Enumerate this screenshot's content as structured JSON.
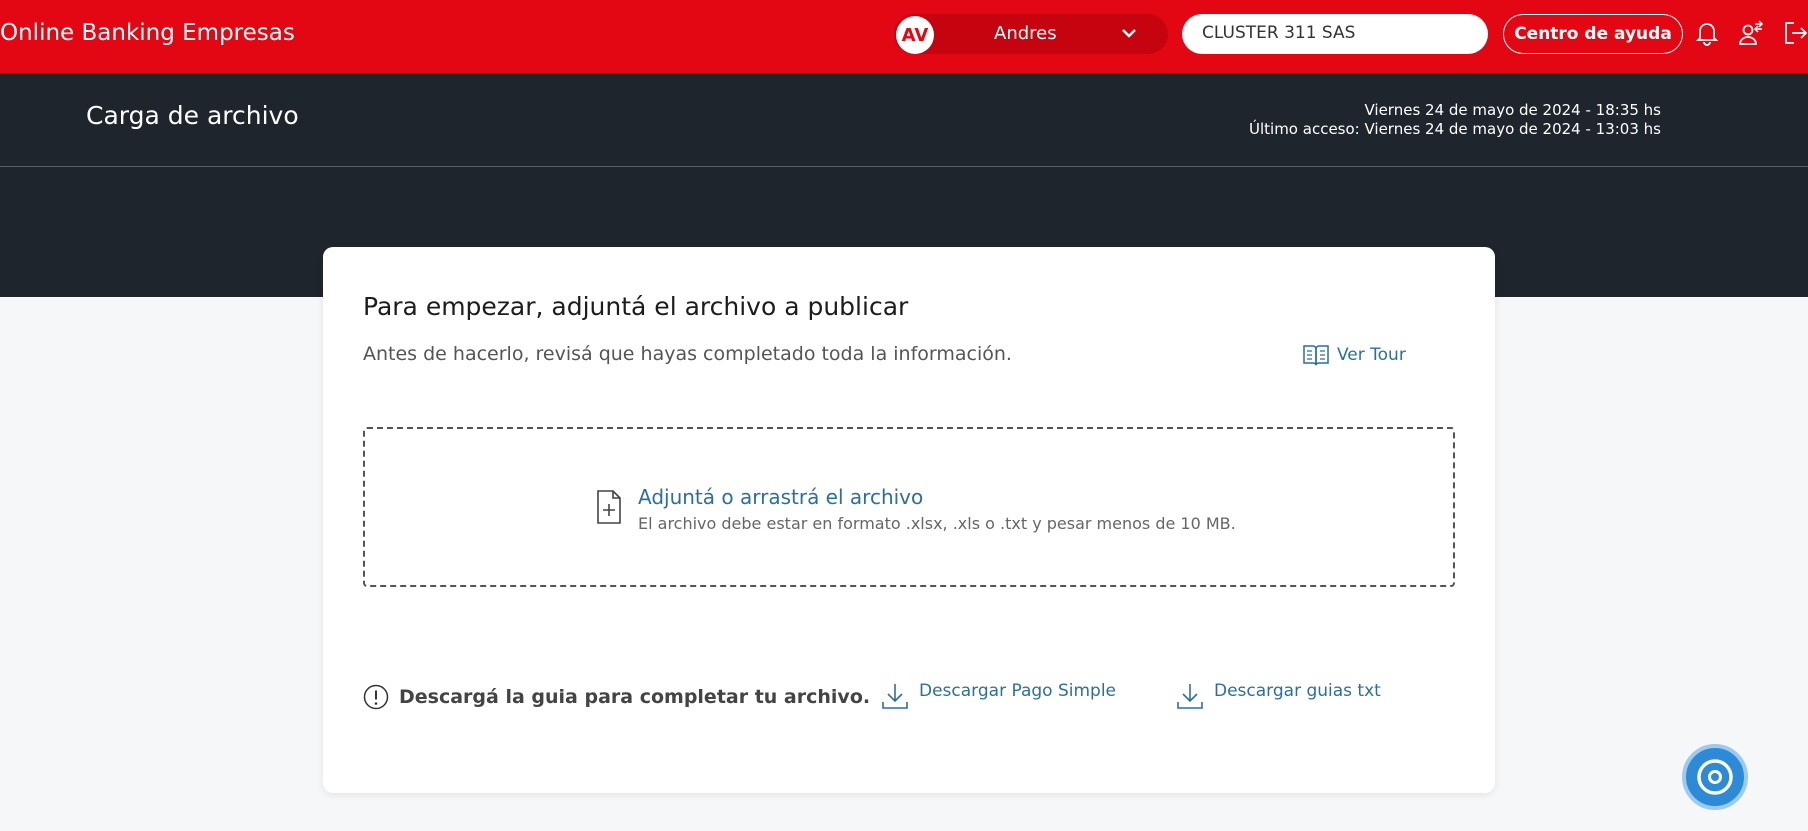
{
  "app": {
    "brand": "Online Banking Empresas",
    "user_initials": "AV",
    "user_name": "Andres",
    "company": "CLUSTER 311 SAS",
    "help_label": "Centro de ayuda",
    "icons": [
      "bell-icon",
      "switch-user-icon",
      "logout-icon"
    ]
  },
  "header": {
    "title": "Carga de archivo",
    "date_line": "Viernes 24 de mayo de 2024 - 18:35 hs",
    "last_access": "Último acceso: Viernes 24 de mayo de 2024 - 13:03 hs"
  },
  "card": {
    "title": "Para empezar, adjuntá el archivo a publicar",
    "subtitle": "Antes de hacerlo, revisá que hayas completado toda la información.",
    "tour_label": "Ver Tour",
    "drop_title": "Adjuntá o arrastrá el archivo",
    "drop_hint": "El archivo debe estar en formato .xlsx, .xls o .txt y pesar menos de 10 MB.",
    "guide_text": "Descargá la guia para completar tu archivo.",
    "download_simple": "Descargar Pago Simple",
    "download_txt": "Descargar guias txt"
  },
  "colors": {
    "brand_red": "#e30613",
    "dark": "#1f252d",
    "link": "#2b6f9c",
    "fab": "#2c8ad6"
  }
}
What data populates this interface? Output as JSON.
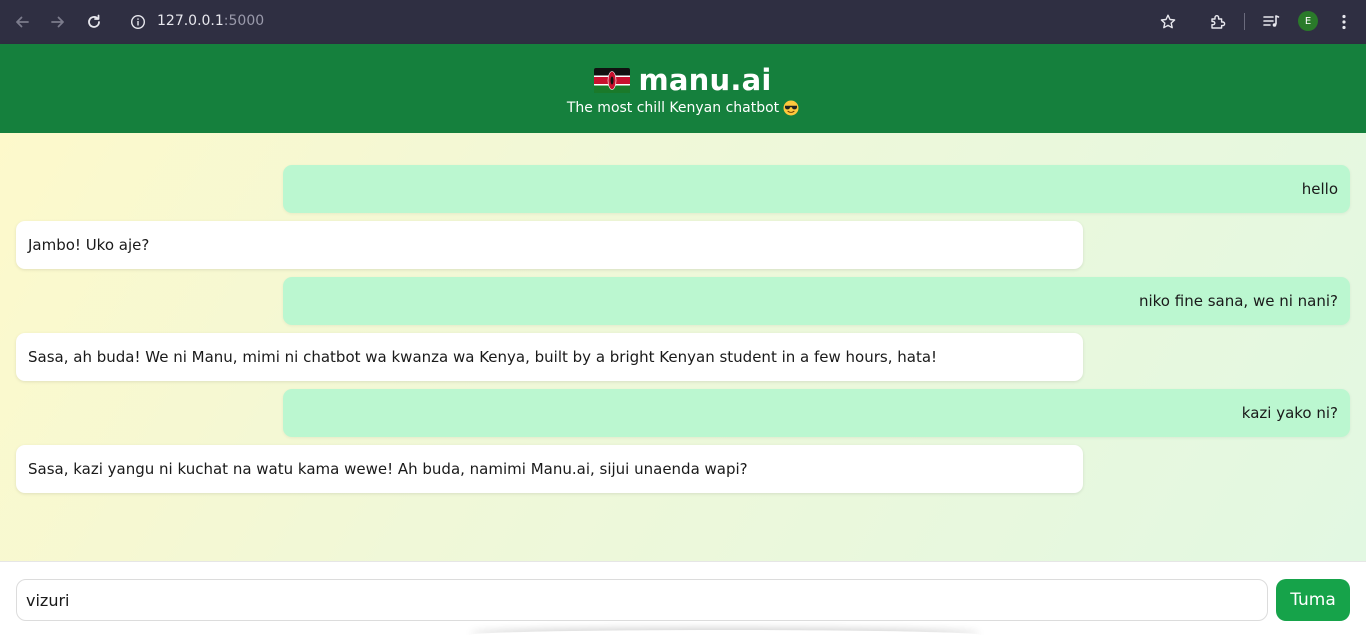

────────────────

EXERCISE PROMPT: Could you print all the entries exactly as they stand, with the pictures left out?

TASK OUTPUT:
Enumerate this screenshot's content as structured JSON.
{
  "app": {
    "brand": "Online Banking Empresas",
    "user_initials": "AV",
    "user_name": "Andres",
    "company": "CLUSTER 311 SAS",
    "help_label": "Centro de ayuda",
    "icons": [
      "bell-icon",
      "switch-user-icon",
      "logout-icon"
    ]
  },
  "header": {
    "title": "Carga de archivo",
    "date_line": "Viernes 24 de mayo de 2024 - 18:35 hs",
    "last_access": "Último acceso: Viernes 24 de mayo de 2024 - 13:03 hs"
  },
  "card": {
    "title": "Para empezar, adjuntá el archivo a publicar",
    "subtitle": "Antes de hacerlo, revisá que hayas completado toda la información.",
    "tour_label": "Ver Tour",
    "drop_title": "Adjuntá o arrastrá el archivo",
    "drop_hint": "El archivo debe estar en formato .xlsx, .xls o .txt y pesar menos de 10 MB.",
    "guide_text": "Descargá la guia para completar tu archivo.",
    "download_simple": "Descargar Pago Simple",
    "download_txt": "Descargar guias txt"
  },
  "colors": {
    "brand_red": "#e30613",
    "dark": "#1f252d",
    "link": "#2b6f9c",
    "fab": "#2c8ad6"
  }
}
What data populates this interface? Output as JSON.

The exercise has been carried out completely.